(Page and application data records)
┏━━

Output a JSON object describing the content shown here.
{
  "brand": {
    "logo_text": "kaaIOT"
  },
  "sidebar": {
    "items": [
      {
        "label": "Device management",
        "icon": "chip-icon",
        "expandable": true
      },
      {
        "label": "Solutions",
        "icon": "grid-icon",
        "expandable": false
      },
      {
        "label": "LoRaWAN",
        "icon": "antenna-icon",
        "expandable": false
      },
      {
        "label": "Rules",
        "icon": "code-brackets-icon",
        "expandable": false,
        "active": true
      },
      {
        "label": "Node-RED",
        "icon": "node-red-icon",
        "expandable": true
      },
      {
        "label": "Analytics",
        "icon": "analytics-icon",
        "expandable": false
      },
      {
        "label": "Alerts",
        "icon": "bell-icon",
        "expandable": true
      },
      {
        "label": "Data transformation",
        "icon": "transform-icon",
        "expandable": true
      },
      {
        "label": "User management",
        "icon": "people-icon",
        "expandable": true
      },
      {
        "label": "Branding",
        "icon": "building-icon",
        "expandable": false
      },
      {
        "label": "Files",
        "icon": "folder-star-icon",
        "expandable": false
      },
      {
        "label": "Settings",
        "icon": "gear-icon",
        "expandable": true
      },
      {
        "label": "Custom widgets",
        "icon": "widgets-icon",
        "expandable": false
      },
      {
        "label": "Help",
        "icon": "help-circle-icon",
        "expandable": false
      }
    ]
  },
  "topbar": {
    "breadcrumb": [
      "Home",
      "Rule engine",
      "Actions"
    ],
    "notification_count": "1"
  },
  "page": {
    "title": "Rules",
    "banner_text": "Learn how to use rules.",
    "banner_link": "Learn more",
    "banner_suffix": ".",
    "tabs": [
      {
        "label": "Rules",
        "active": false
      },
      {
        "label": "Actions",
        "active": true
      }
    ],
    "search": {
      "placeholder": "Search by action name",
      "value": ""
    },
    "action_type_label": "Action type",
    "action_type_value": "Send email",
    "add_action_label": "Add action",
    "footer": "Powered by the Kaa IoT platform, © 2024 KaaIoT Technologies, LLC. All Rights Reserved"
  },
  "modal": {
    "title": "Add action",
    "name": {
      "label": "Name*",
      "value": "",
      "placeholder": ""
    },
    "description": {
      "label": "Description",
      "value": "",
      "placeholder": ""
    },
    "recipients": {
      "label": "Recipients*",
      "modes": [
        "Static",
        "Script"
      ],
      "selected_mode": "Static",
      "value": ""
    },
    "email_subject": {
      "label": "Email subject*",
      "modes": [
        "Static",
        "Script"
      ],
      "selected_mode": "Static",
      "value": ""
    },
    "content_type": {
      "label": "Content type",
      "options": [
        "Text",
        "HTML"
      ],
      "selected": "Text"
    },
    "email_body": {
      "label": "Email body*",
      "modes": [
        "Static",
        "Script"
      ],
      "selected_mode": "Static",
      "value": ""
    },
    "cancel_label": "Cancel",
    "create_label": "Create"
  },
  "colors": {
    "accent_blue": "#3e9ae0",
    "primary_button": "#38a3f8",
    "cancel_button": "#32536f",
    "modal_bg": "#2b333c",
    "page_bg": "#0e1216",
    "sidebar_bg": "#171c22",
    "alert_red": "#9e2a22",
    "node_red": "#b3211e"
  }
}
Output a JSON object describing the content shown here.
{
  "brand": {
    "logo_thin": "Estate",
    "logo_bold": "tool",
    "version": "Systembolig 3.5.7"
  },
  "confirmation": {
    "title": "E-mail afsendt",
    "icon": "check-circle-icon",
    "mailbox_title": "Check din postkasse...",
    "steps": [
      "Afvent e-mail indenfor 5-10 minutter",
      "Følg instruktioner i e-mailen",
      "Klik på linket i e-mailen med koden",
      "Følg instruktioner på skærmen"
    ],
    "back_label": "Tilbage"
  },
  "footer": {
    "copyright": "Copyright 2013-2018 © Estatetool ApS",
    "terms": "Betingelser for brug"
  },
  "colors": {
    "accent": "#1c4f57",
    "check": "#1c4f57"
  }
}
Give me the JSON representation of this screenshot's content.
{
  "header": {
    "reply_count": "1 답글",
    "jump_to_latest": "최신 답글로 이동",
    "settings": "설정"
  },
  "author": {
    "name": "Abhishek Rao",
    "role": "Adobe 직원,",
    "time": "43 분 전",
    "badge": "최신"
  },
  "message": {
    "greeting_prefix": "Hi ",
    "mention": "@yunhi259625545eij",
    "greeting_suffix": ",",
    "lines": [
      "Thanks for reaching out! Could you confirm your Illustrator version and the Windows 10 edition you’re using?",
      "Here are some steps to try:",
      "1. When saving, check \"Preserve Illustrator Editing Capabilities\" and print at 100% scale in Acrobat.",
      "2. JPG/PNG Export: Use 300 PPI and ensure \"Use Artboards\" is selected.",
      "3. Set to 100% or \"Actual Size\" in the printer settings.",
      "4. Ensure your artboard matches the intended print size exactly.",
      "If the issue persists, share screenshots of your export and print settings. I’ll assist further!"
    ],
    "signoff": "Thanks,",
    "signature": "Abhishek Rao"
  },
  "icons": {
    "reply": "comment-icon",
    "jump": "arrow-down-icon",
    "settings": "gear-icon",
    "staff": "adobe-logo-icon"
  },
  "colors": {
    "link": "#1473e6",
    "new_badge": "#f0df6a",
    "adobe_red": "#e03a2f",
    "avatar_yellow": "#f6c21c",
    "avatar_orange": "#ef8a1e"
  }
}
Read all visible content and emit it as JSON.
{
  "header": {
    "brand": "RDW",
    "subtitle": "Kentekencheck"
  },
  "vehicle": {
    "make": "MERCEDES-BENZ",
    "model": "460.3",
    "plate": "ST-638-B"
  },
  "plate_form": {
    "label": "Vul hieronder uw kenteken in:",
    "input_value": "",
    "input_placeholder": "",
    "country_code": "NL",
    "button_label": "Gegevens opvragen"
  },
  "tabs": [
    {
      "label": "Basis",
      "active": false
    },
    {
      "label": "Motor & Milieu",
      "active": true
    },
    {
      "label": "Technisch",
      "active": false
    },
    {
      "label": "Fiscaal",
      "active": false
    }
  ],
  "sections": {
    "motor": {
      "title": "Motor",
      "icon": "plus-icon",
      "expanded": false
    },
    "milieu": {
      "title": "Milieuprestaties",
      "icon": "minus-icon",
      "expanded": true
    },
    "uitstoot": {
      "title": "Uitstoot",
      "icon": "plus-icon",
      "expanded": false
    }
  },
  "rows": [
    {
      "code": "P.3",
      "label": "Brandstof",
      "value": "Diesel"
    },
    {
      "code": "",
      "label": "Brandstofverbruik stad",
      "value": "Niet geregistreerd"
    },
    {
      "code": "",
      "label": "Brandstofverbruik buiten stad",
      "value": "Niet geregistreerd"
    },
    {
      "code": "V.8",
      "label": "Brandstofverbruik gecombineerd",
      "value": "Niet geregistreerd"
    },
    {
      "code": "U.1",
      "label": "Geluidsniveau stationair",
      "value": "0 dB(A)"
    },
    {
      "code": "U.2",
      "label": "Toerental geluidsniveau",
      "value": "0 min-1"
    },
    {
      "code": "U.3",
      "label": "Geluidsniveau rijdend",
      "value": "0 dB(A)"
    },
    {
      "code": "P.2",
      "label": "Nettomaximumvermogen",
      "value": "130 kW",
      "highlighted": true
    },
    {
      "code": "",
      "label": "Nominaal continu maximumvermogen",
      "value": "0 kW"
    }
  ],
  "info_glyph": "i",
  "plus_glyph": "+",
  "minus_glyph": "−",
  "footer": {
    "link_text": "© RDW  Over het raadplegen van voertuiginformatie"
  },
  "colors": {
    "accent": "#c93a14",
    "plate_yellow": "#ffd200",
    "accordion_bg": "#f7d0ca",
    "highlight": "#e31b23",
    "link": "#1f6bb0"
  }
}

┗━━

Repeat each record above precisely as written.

▶ _REPLY TO THE EXERCISE_:
Output a JSON object describing the content shown here.
{
  "brand": {
    "logo_text": "kaaIOT"
  },
  "sidebar": {
    "items": [
      {
        "label": "Device management",
        "icon": "chip-icon",
        "expandable": true
      },
      {
        "label": "Solutions",
        "icon": "grid-icon",
        "expandable": false
      },
      {
        "label": "LoRaWAN",
        "icon": "antenna-icon",
        "expandable": false
      },
      {
        "label": "Rules",
        "icon": "code-brackets-icon",
        "expandable": false,
        "active": true
      },
      {
        "label": "Node-RED",
        "icon": "node-red-icon",
        "expandable": true
      },
      {
        "label": "Analytics",
        "icon": "analytics-icon",
        "expandable": false
      },
      {
        "label": "Alerts",
        "icon": "bell-icon",
        "expandable": true
      },
      {
        "label": "Data transformation",
        "icon": "transform-icon",
        "expandable": true
      },
      {
        "label": "User management",
        "icon": "people-icon",
        "expandable": true
      },
      {
        "label": "Branding",
        "icon": "building-icon",
        "expandable": false
      },
      {
        "label": "Files",
        "icon": "folder-star-icon",
        "expandable": false
      },
      {
        "label": "Settings",
        "icon": "gear-icon",
        "expandable": true
      },
      {
        "label": "Custom widgets",
        "icon": "widgets-icon",
        "expandable": false
      },
      {
        "label": "Help",
        "icon": "help-circle-icon",
        "expandable": false
      }
    ]
  },
  "topbar": {
    "breadcrumb": [
      "Home",
      "Rule engine",
      "Actions"
    ],
    "notification_count": "1"
  },
  "page": {
    "title": "Rules",
    "banner_text": "Learn how to use rules.",
    "banner_link": "Learn more",
    "banner_suffix": ".",
    "tabs": [
      {
        "label": "Rules",
        "active": false
      },
      {
        "label": "Actions",
        "active": true
      }
    ],
    "search": {
      "placeholder": "Search by action name",
      "value": ""
    },
    "action_type_label": "Action type",
    "action_type_value": "Send email",
    "add_action_label": "Add action",
    "footer": "Powered by the Kaa IoT platform, © 2024 KaaIoT Technologies, LLC. All Rights Reserved"
  },
  "modal": {
    "title": "Add action",
    "name": {
      "label": "Name*",
      "value": "",
      "placeholder": ""
    },
    "description": {
      "label": "Description",
      "value": "",
      "placeholder": ""
    },
    "recipients": {
      "label": "Recipients*",
      "modes": [
        "Static",
        "Script"
      ],
      "selected_mode": "Static",
      "value": ""
    },
    "email_subject": {
      "label": "Email subject*",
      "modes": [
        "Static",
        "Script"
      ],
      "selected_mode": "Static",
      "value": ""
    },
    "content_type": {
      "label": "Content type",
      "options": [
        "Text",
        "HTML"
      ],
      "selected": "Text"
    },
    "email_body": {
      "label": "Email body*",
      "modes": [
        "Static",
        "Script"
      ],
      "selected_mode": "Static",
      "value": ""
    },
    "cancel_label": "Cancel",
    "create_label": "Create"
  },
  "colors": {
    "accent_blue": "#3e9ae0",
    "primary_button": "#38a3f8",
    "cancel_button": "#32536f",
    "modal_bg": "#2b333c",
    "page_bg": "#0e1216",
    "sidebar_bg": "#171c22",
    "alert_red": "#9e2a22",
    "node_red": "#b3211e"
  }
}
Output a JSON object describing the content shown here.
{
  "brand": {
    "logo_thin": "Estate",
    "logo_bold": "tool",
    "version": "Systembolig 3.5.7"
  },
  "confirmation": {
    "title": "E-mail afsendt",
    "icon": "check-circle-icon",
    "mailbox_title": "Check din postkasse...",
    "steps": [
      "Afvent e-mail indenfor 5-10 minutter",
      "Følg instruktioner i e-mailen",
      "Klik på linket i e-mailen med koden",
      "Følg instruktioner på skærmen"
    ],
    "back_label": "Tilbage"
  },
  "footer": {
    "copyright": "Copyright 2013-2018 © Estatetool ApS",
    "terms": "Betingelser for brug"
  },
  "colors": {
    "accent": "#1c4f57",
    "check": "#1c4f57"
  }
}
Give me the JSON representation of this screenshot's content.
{
  "header": {
    "reply_count": "1 답글",
    "jump_to_latest": "최신 답글로 이동",
    "settings": "설정"
  },
  "author": {
    "name": "Abhishek Rao",
    "role": "Adobe 직원,",
    "time": "43 분 전",
    "badge": "최신"
  },
  "message": {
    "greeting_prefix": "Hi ",
    "mention": "@yunhi259625545eij",
    "greeting_suffix": ",",
    "lines": [
      "Thanks for reaching out! Could you confirm your Illustrator version and the Windows 10 edition you’re using?",
      "Here are some steps to try:",
      "1. When saving, check \"Preserve Illustrator Editing Capabilities\" and print at 100% scale in Acrobat.",
      "2. JPG/PNG Export: Use 300 PPI and ensure \"Use Artboards\" is selected.",
      "3. Set to 100% or \"Actual Size\" in the printer settings.",
      "4. Ensure your artboard matches the intended print size exactly.",
      "If the issue persists, share screenshots of your export and print settings. I’ll assist further!"
    ],
    "signoff": "Thanks,",
    "signature": "Abhishek Rao"
  },
  "icons": {
    "reply": "comment-icon",
    "jump": "arrow-down-icon",
    "settings": "gear-icon",
    "staff": "adobe-logo-icon"
  },
  "colors": {
    "link": "#1473e6",
    "new_badge": "#f0df6a",
    "adobe_red": "#e03a2f",
    "avatar_yellow": "#f6c21c",
    "avatar_orange": "#ef8a1e"
  }
}
Read all visible content and emit it as JSON.
{
  "header": {
    "brand": "RDW",
    "subtitle": "Kentekencheck"
  },
  "vehicle": {
    "make": "MERCEDES-BENZ",
    "model": "460.3",
    "plate": "ST-638-B"
  },
  "plate_form": {
    "label": "Vul hieronder uw kenteken in:",
    "input_value": "",
    "input_placeholder": "",
    "country_code": "NL",
    "button_label": "Gegevens opvragen"
  },
  "tabs": [
    {
      "label": "Basis",
      "active": false
    },
    {
      "label": "Motor & Milieu",
      "active": true
    },
    {
      "label": "Technisch",
      "active": false
    },
    {
      "label": "Fiscaal",
      "active": false
    }
  ],
  "sections": {
    "motor": {
      "title": "Motor",
      "icon": "plus-icon",
      "expanded": false
    },
    "milieu": {
      "title": "Milieuprestaties",
      "icon": "minus-icon",
      "expanded": true
    },
    "uitstoot": {
      "title": "Uitstoot",
      "icon": "plus-icon",
      "expanded": false
    }
  },
  "rows": [
    {
      "code": "P.3",
      "label": "Brandstof",
      "value": "Diesel"
    },
    {
      "code": "",
      "label": "Brandstofverbruik stad",
      "value": "Niet geregistreerd"
    },
    {
      "code": "",
      "label": "Brandstofverbruik buiten stad",
      "value": "Niet geregistreerd"
    },
    {
      "code": "V.8",
      "label": "Brandstofverbruik gecombineerd",
      "value": "Niet geregistreerd"
    },
    {
      "code": "U.1",
      "label": "Geluidsniveau stationair",
      "value": "0 dB(A)"
    },
    {
      "code": "U.2",
      "label": "Toerental geluidsniveau",
      "value": "0 min-1"
    },
    {
      "code": "U.3",
      "label": "Geluidsniveau rijdend",
      "value": "0 dB(A)"
    },
    {
      "code": "P.2",
      "label": "Nettomaximumvermogen",
      "value": "130 kW",
      "highlighted": true
    },
    {
      "code": "",
      "label": "Nominaal continu maximumvermogen",
      "value": "0 kW"
    }
  ],
  "info_glyph": "i",
  "plus_glyph": "+",
  "minus_glyph": "−",
  "footer": {
    "link_text": "© RDW  Over het raadplegen van voertuiginformatie"
  },
  "colors": {
    "accent": "#c93a14",
    "plate_yellow": "#ffd200",
    "accordion_bg": "#f7d0ca",
    "highlight": "#e31b23",
    "link": "#1f6bb0"
  }
}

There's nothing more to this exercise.